Return the listing below unchanged, but without pictures.

_Data shown_
****************
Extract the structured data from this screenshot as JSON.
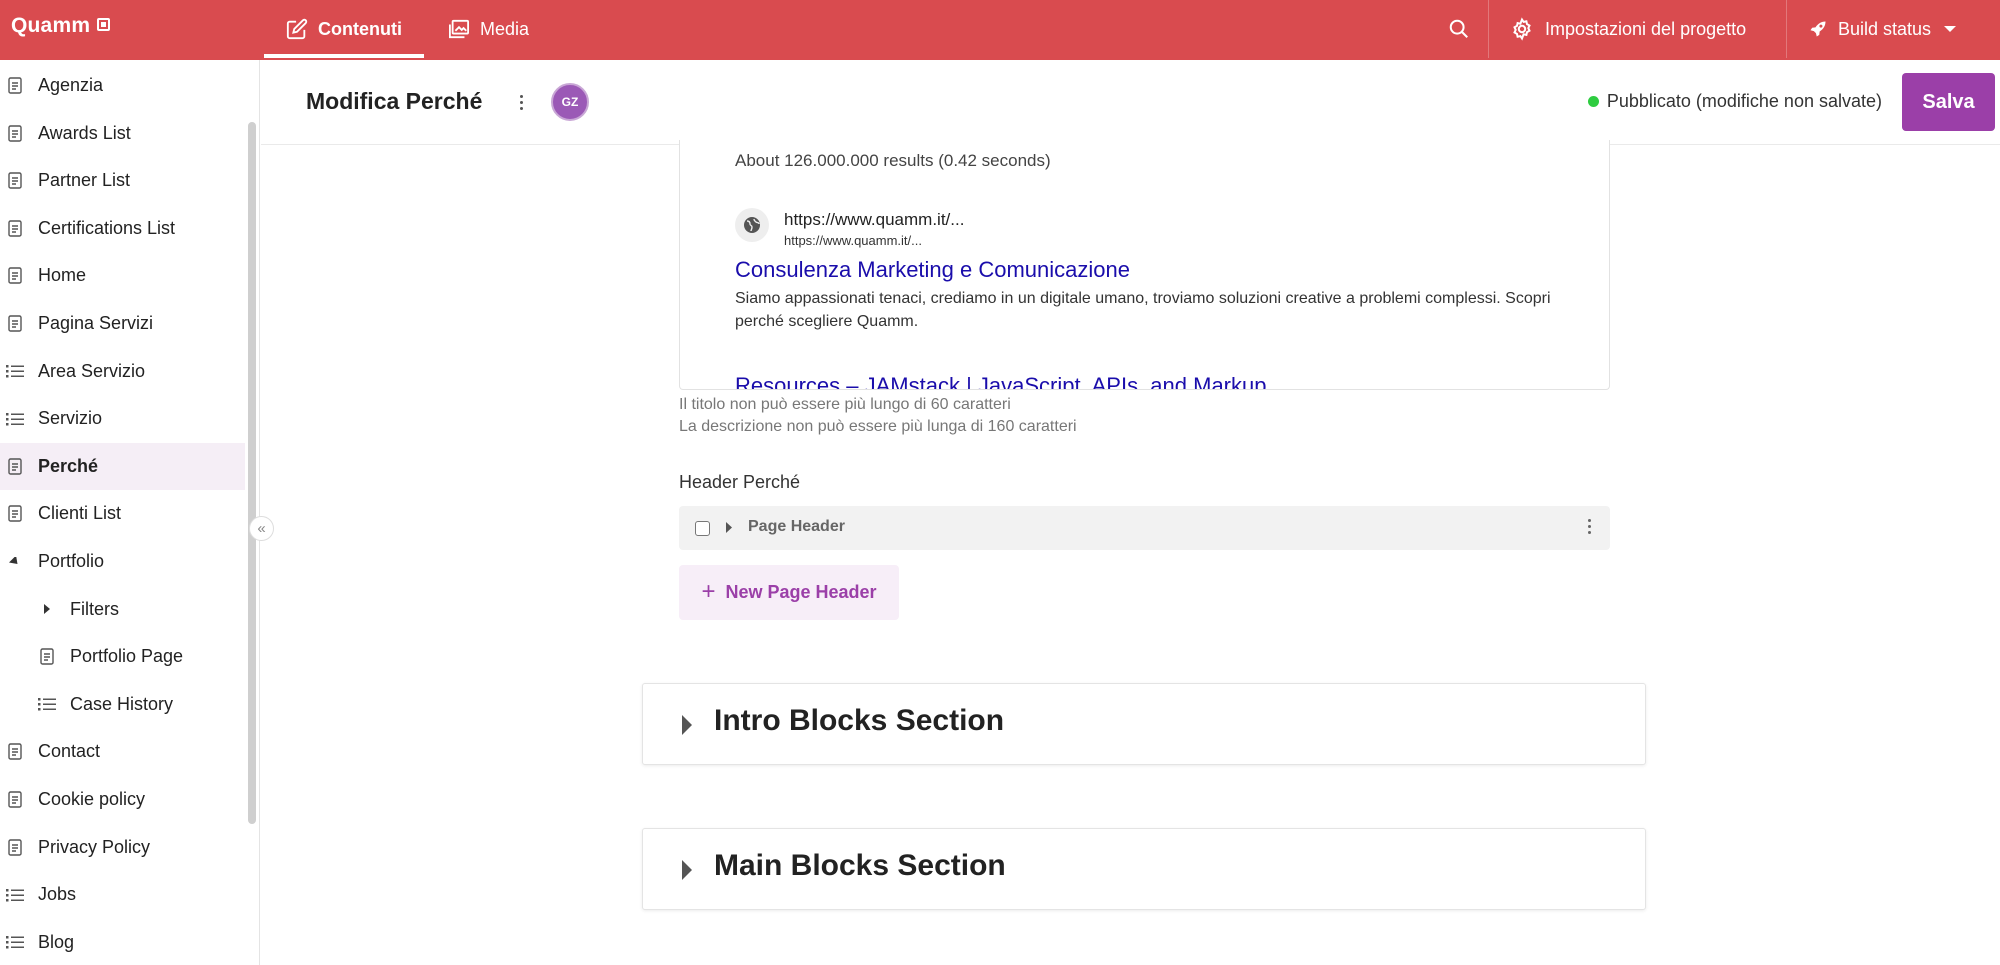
{
  "topbar": {
    "brand": "Quamm",
    "tabs": [
      {
        "label": "Contenuti",
        "icon": "edit-icon"
      },
      {
        "label": "Media",
        "icon": "image-icon"
      }
    ],
    "settings_label": "Impostazioni del progetto",
    "build_status_label": "Build status",
    "colors": {
      "bar": "#d94b4f"
    }
  },
  "sidebar": {
    "items": [
      {
        "label": "Agenzia",
        "icon": "page-icon"
      },
      {
        "label": "Awards List",
        "icon": "page-icon"
      },
      {
        "label": "Partner List",
        "icon": "page-icon"
      },
      {
        "label": "Certifications List",
        "icon": "page-icon"
      },
      {
        "label": "Home",
        "icon": "page-icon"
      },
      {
        "label": "Pagina Servizi",
        "icon": "page-icon"
      },
      {
        "label": "Area Servizio",
        "icon": "list-icon"
      },
      {
        "label": "Servizio",
        "icon": "list-icon"
      },
      {
        "label": "Perché",
        "icon": "page-icon",
        "active": true
      },
      {
        "label": "Clienti List",
        "icon": "page-icon"
      },
      {
        "label": "Portfolio",
        "icon": "triangle-down-icon"
      },
      {
        "label": "Filters",
        "icon": "triangle-right-icon"
      },
      {
        "label": "Portfolio Page",
        "icon": "page-icon"
      },
      {
        "label": "Case History",
        "icon": "list-icon"
      },
      {
        "label": "Contact",
        "icon": "page-icon"
      },
      {
        "label": "Cookie policy",
        "icon": "page-icon"
      },
      {
        "label": "Privacy Policy",
        "icon": "page-icon"
      },
      {
        "label": "Jobs",
        "icon": "list-icon"
      },
      {
        "label": "Blog",
        "icon": "list-icon"
      }
    ]
  },
  "editor": {
    "title": "Modifica Perché",
    "avatar_initials": "GZ",
    "status": "Pubblicato (modifiche non salvate)",
    "save_label": "Salva"
  },
  "preview": {
    "results_count": "About 126.000.000 results (0.42 seconds)",
    "url_primary": "https://www.quamm.it/...",
    "url_secondary": "https://www.quamm.it/...",
    "title": "Consulenza Marketing e Comunicazione",
    "description": "Siamo appassionati tenaci, crediamo in un digitale umano, troviamo soluzioni creative a problemi complessi. Scopri perché scegliere Quamm.",
    "next_title": "Resources – JAMstack | JavaScript, APIs, and Markup"
  },
  "hints": {
    "title_limit": "Il titolo non può essere più lungo di 60 caratteri",
    "description_limit": "La descrizione non può essere più lunga di 160 caratteri"
  },
  "header_field": {
    "label": "Header Perché",
    "item_label": "Page Header",
    "new_button": "New Page Header"
  },
  "sections": [
    {
      "title": "Intro Blocks Section"
    },
    {
      "title": "Main Blocks Section"
    }
  ],
  "colors": {
    "accent": "#9b3fa8",
    "status_dot": "#2ecc40",
    "link": "#1a0dab"
  }
}
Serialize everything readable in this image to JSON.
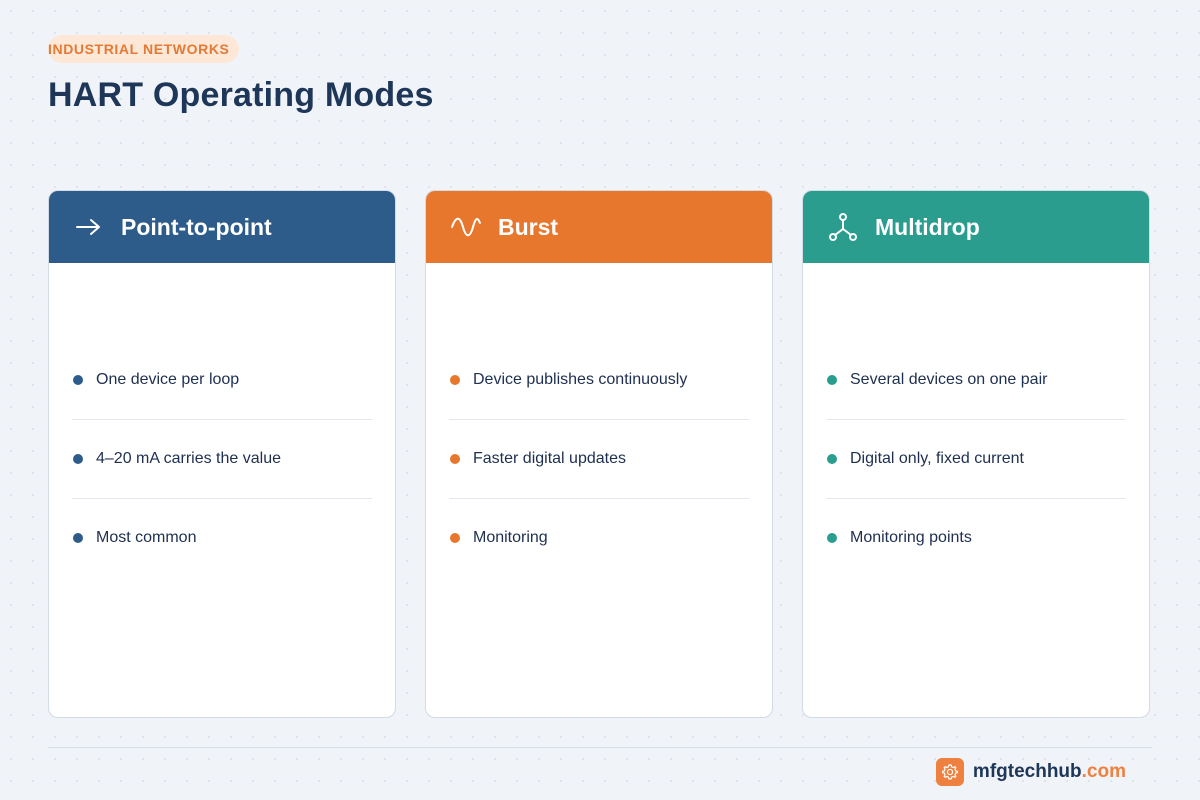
{
  "header": {
    "eyebrow": "INDUSTRIAL NETWORKS",
    "title": "HART Operating Modes"
  },
  "cards": [
    {
      "title": "Point-to-point",
      "icon": "arrow-right-icon",
      "color": "#2e5c8a",
      "items": [
        "One device per loop",
        "4–20 mA carries the value",
        "Most common"
      ]
    },
    {
      "title": "Burst",
      "icon": "sine-wave-icon",
      "color": "#e8772e",
      "items": [
        "Device publishes continuously",
        "Faster digital updates",
        "Monitoring"
      ]
    },
    {
      "title": "Multidrop",
      "icon": "network-branch-icon",
      "color": "#2a9d8f",
      "items": [
        "Several devices on one pair",
        "Digital only, fixed current",
        "Monitoring points"
      ]
    }
  ],
  "footer": {
    "brand_name": "mfgtechhub",
    "brand_tld": ".com",
    "logo_icon": "gear-icon",
    "accent": "#ee8040"
  }
}
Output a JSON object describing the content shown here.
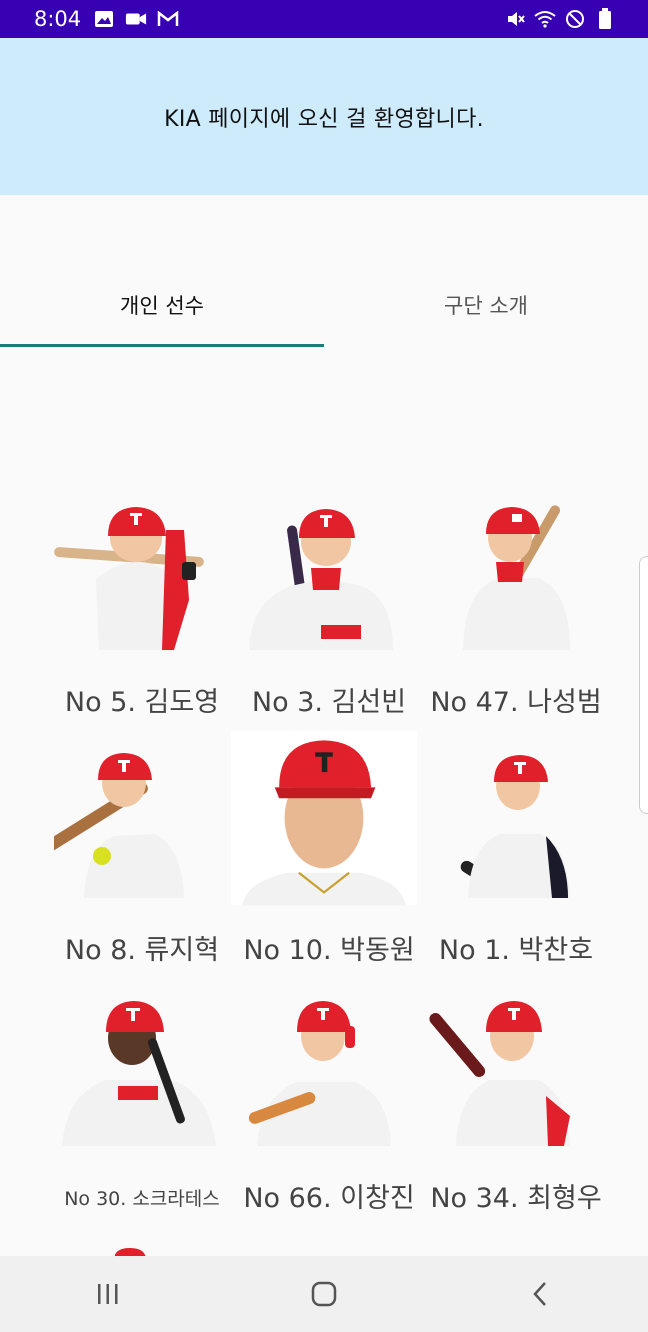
{
  "status_bar": {
    "time": "8:04",
    "left_icons": [
      "image-icon",
      "video-camera-icon",
      "gmail-icon"
    ],
    "right_icons": [
      "mute-icon",
      "wifi-icon",
      "do-not-disturb-icon",
      "battery-icon"
    ]
  },
  "banner": {
    "text": "KIA 페이지에 오신 걸 환영합니다."
  },
  "tabs": [
    {
      "label": "개인 선수",
      "selected": true
    },
    {
      "label": "구단 소개",
      "selected": false
    }
  ],
  "players": [
    {
      "name": "No 5. 김도영"
    },
    {
      "name": "No 3. 김선빈"
    },
    {
      "name": "No 47. 나성범"
    },
    {
      "name": "No 8. 류지혁"
    },
    {
      "name": "No 10. 박동원"
    },
    {
      "name": "No 1. 박찬호"
    },
    {
      "name": "No 30. 소크라테스"
    },
    {
      "name": "No 66. 이창진"
    },
    {
      "name": "No 34. 최형우"
    }
  ],
  "nav_bar": {
    "buttons": [
      "recent-apps-icon",
      "home-icon",
      "back-icon"
    ]
  },
  "colors": {
    "status_bar": "#3700b3",
    "banner": "#cdebfb",
    "tab_indicator": "#1b7d7a",
    "helmet_red": "#e0202a",
    "jersey_white": "#f2f2f2"
  }
}
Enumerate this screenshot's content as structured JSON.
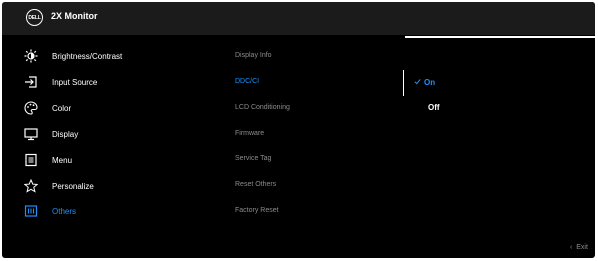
{
  "header": {
    "logo_text": "DELL",
    "title": "2X Monitor"
  },
  "menu": [
    {
      "label": "Brightness/Contrast",
      "icon": "brightness-icon"
    },
    {
      "label": "Input Source",
      "icon": "input-source-icon"
    },
    {
      "label": "Color",
      "icon": "color-palette-icon"
    },
    {
      "label": "Display",
      "icon": "display-icon"
    },
    {
      "label": "Menu",
      "icon": "menu-icon"
    },
    {
      "label": "Personalize",
      "icon": "star-icon"
    },
    {
      "label": "Others",
      "icon": "others-icon",
      "active": true
    }
  ],
  "submenu": [
    {
      "label": "Display Info"
    },
    {
      "label": "DDC/CI",
      "active": true
    },
    {
      "label": "LCD Conditioning"
    },
    {
      "label": "Firmware"
    },
    {
      "label": "Service Tag"
    },
    {
      "label": "Reset Others"
    },
    {
      "label": "Factory Reset"
    }
  ],
  "options": {
    "on": {
      "label": "On",
      "selected": true
    },
    "off": {
      "label": "Off",
      "selected": false
    }
  },
  "footer": {
    "exit_label": "Exit"
  },
  "colors": {
    "accent": "#1e90ff",
    "background": "#000000",
    "text": "#ffffff",
    "muted": "#8c8c8c"
  }
}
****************
_Response for this exercise_
Extract the structured data from this screenshot as JSON.
{
  "topbar": {
    "brand": "Quamm",
    "tabs": [
      {
        "label": "Contenuti",
        "icon": "edit-icon"
      },
      {
        "label": "Media",
        "icon": "image-icon"
      }
    ],
    "settings_label": "Impostazioni del progetto",
    "build_status_label": "Build status",
    "colors": {
      "bar": "#d94b4f"
    }
  },
  "sidebar": {
    "items": [
      {
        "label": "Agenzia",
        "icon": "page-icon"
      },
      {
        "label": "Awards List",
        "icon": "page-icon"
      },
      {
        "label": "Partner List",
        "icon": "page-icon"
      },
      {
        "label": "Certifications List",
        "icon": "page-icon"
      },
      {
        "label": "Home",
        "icon": "page-icon"
      },
      {
        "label": "Pagina Servizi",
        "icon": "page-icon"
      },
      {
        "label": "Area Servizio",
        "icon": "list-icon"
      },
      {
        "label": "Servizio",
        "icon": "list-icon"
      },
      {
        "label": "Perché",
        "icon": "page-icon",
        "active": true
      },
      {
        "label": "Clienti List",
        "icon": "page-icon"
      },
      {
        "label": "Portfolio",
        "icon": "triangle-down-icon"
      },
      {
        "label": "Filters",
        "icon": "triangle-right-icon"
      },
      {
        "label": "Portfolio Page",
        "icon": "page-icon"
      },
      {
        "label": "Case History",
        "icon": "list-icon"
      },
      {
        "label": "Contact",
        "icon": "page-icon"
      },
      {
        "label": "Cookie policy",
        "icon": "page-icon"
      },
      {
        "label": "Privacy Policy",
        "icon": "page-icon"
      },
      {
        "label": "Jobs",
        "icon": "list-icon"
      },
      {
        "label": "Blog",
        "icon": "list-icon"
      }
    ]
  },
  "editor": {
    "title": "Modifica Perché",
    "avatar_initials": "GZ",
    "status": "Pubblicato (modifiche non salvate)",
    "save_label": "Salva"
  },
  "preview": {
    "results_count": "About 126.000.000 results (0.42 seconds)",
    "url_primary": "https://www.quamm.it/...",
    "url_secondary": "https://www.quamm.it/...",
    "title": "Consulenza Marketing e Comunicazione",
    "description": "Siamo appassionati tenaci, crediamo in un digitale umano, troviamo soluzioni creative a problemi complessi. Scopri perché scegliere Quamm.",
    "next_title": "Resources – JAMstack | JavaScript, APIs, and Markup"
  },
  "hints": {
    "title_limit": "Il titolo non può essere più lungo di 60 caratteri",
    "description_limit": "La descrizione non può essere più lunga di 160 caratteri"
  },
  "header_field": {
    "label": "Header Perché",
    "item_label": "Page Header",
    "new_button": "New Page Header"
  },
  "sections": [
    {
      "title": "Intro Blocks Section"
    },
    {
      "title": "Main Blocks Section"
    }
  ],
  "colors": {
    "accent": "#9b3fa8",
    "status_dot": "#2ecc40",
    "link": "#1a0dab"
  }
}
Serialize everything readable in this image to JSON.
{
  "header": {
    "eyebrow": "INDUSTRIAL NETWORKS",
    "title": "HART Operating Modes"
  },
  "cards": [
    {
      "title": "Point-to-point",
      "icon": "arrow-right-icon",
      "color": "#2e5c8a",
      "items": [
        "One device per loop",
        "4–20 mA carries the value",
        "Most common"
      ]
    },
    {
      "title": "Burst",
      "icon": "sine-wave-icon",
      "color": "#e8772e",
      "items": [
        "Device publishes continuously",
        "Faster digital updates",
        "Monitoring"
      ]
    },
    {
      "title": "Multidrop",
      "icon": "network-branch-icon",
      "color": "#2a9d8f",
      "items": [
        "Several devices on one pair",
        "Digital only, fixed current",
        "Monitoring points"
      ]
    }
  ],
  "footer": {
    "brand_name": "mfgtechhub",
    "brand_tld": ".com",
    "logo_icon": "gear-icon",
    "accent": "#ee8040"
  }
}
Output a JSON object describing the content shown here.
{
  "status_bar": {
    "time": "8:04",
    "left_icons": [
      "image-icon",
      "video-camera-icon",
      "gmail-icon"
    ],
    "right_icons": [
      "mute-icon",
      "wifi-icon",
      "do-not-disturb-icon",
      "battery-icon"
    ]
  },
  "banner": {
    "text": "KIA 페이지에 오신 걸 환영합니다."
  },
  "tabs": [
    {
      "label": "개인 선수",
      "selected": true
    },
    {
      "label": "구단 소개",
      "selected": false
    }
  ],
  "players": [
    {
      "name": "No 5. 김도영"
    },
    {
      "name": "No 3. 김선빈"
    },
    {
      "name": "No 47. 나성범"
    },
    {
      "name": "No 8. 류지혁"
    },
    {
      "name": "No 10. 박동원"
    },
    {
      "name": "No 1. 박찬호"
    },
    {
      "name": "No 30. 소크라테스"
    },
    {
      "name": "No 66. 이창진"
    },
    {
      "name": "No 34. 최형우"
    }
  ],
  "nav_bar": {
    "buttons": [
      "recent-apps-icon",
      "home-icon",
      "back-icon"
    ]
  },
  "colors": {
    "status_bar": "#3700b3",
    "banner": "#cdebfb",
    "tab_indicator": "#1b7d7a",
    "helmet_red": "#e0202a",
    "jersey_white": "#f2f2f2"
  }
}
Enumerate this screenshot's content as structured JSON.
{
  "header": {
    "logo_text": "DELL",
    "title": "2X Monitor"
  },
  "menu": [
    {
      "label": "Brightness/Contrast",
      "icon": "brightness-icon"
    },
    {
      "label": "Input Source",
      "icon": "input-source-icon"
    },
    {
      "label": "Color",
      "icon": "color-palette-icon"
    },
    {
      "label": "Display",
      "icon": "display-icon"
    },
    {
      "label": "Menu",
      "icon": "menu-icon"
    },
    {
      "label": "Personalize",
      "icon": "star-icon"
    },
    {
      "label": "Others",
      "icon": "others-icon",
      "active": true
    }
  ],
  "submenu": [
    {
      "label": "Display Info"
    },
    {
      "label": "DDC/CI",
      "active": true
    },
    {
      "label": "LCD Conditioning"
    },
    {
      "label": "Firmware"
    },
    {
      "label": "Service Tag"
    },
    {
      "label": "Reset Others"
    },
    {
      "label": "Factory Reset"
    }
  ],
  "options": {
    "on": {
      "label": "On",
      "selected": true
    },
    "off": {
      "label": "Off",
      "selected": false
    }
  },
  "footer": {
    "exit_label": "Exit"
  },
  "colors": {
    "accent": "#1e90ff",
    "background": "#000000",
    "text": "#ffffff",
    "muted": "#8c8c8c"
  }
}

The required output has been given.